* [Instructions to follow] What lines in the data hold the string "title"? Show them.
/---
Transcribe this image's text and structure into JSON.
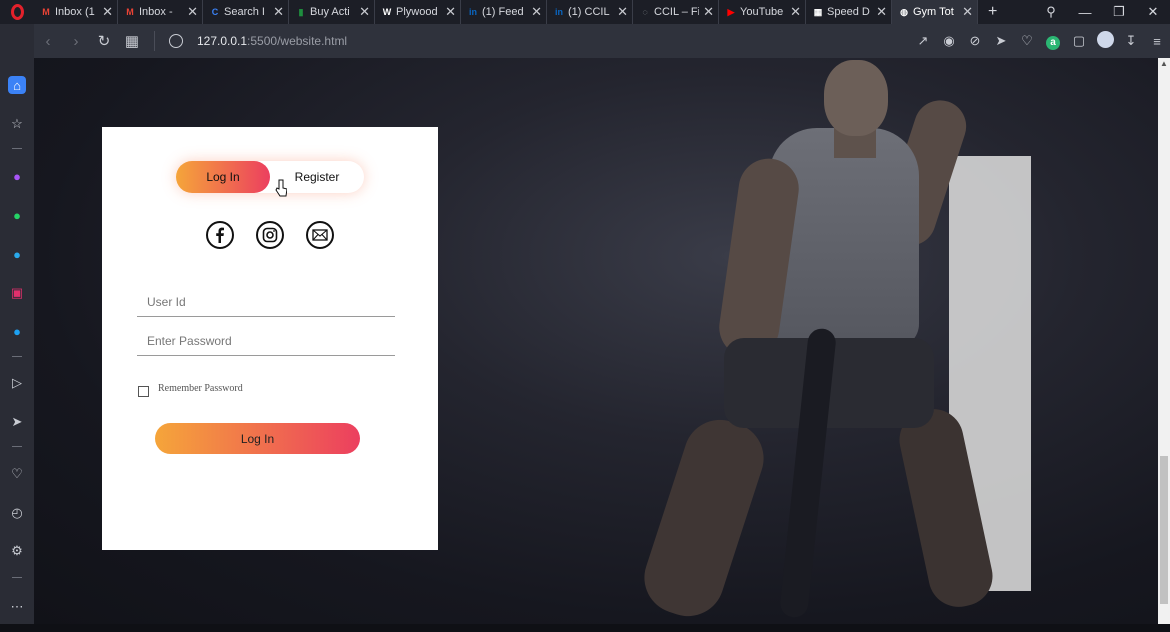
{
  "browser": {
    "tabs": [
      {
        "title": "Inbox (1",
        "favicon": "gmail-icon",
        "color": "#ea4335",
        "active": false
      },
      {
        "title": "Inbox - ",
        "favicon": "gmail-icon",
        "color": "#ea4335",
        "active": false
      },
      {
        "title": "Search I",
        "favicon": "search-icon",
        "color": "#3b82f6",
        "active": false
      },
      {
        "title": "Buy Acti",
        "favicon": "chart-icon",
        "color": "#1e8e3e",
        "active": false
      },
      {
        "title": "Plywood",
        "favicon": "wk-icon",
        "color": "#ffffff",
        "active": false
      },
      {
        "title": "(1) Feed",
        "favicon": "linkedin-icon",
        "color": "#0a66c2",
        "active": false
      },
      {
        "title": "(1) CCIL",
        "favicon": "linkedin-icon",
        "color": "#0a66c2",
        "active": false
      },
      {
        "title": "CCIL – Fi",
        "favicon": "loading-icon",
        "color": "#9aa0a6",
        "active": false
      },
      {
        "title": "YouTube",
        "favicon": "youtube-icon",
        "color": "#ff0000",
        "active": false
      },
      {
        "title": "Speed D",
        "favicon": "grid-icon",
        "color": "#ffffff",
        "active": false
      },
      {
        "title": "Gym Tot",
        "favicon": "globe-icon",
        "color": "#ffffff",
        "active": true
      }
    ],
    "new_tab": "+",
    "url_host": "127.0.0.1",
    "url_rest": ":5500/website.html"
  },
  "login": {
    "toggle_login": "Log In",
    "toggle_register": "Register",
    "social_icons": [
      "facebook-icon",
      "instagram-icon",
      "mail-icon"
    ],
    "userid_placeholder": "User Id",
    "password_placeholder": "Enter Password",
    "remember_label": "Remember Password",
    "submit_label": "Log In"
  },
  "colors": {
    "gradient_start": "#f5a53a",
    "gradient_end": "#ec3f5f",
    "opera_red": "#e3212b"
  }
}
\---
* [Response]
        "title": "Inbox (1",
        "title": "Inbox - ",
        "title": "Search I",
        "title": "Buy Acti",
        "title": "Plywood",
        "title": "(1) Feed",
        "title": "(1) CCIL",
        "title": "CCIL – Fi",
        "title": "YouTube",
        "title": "Speed D",
        "title": "Gym Tot",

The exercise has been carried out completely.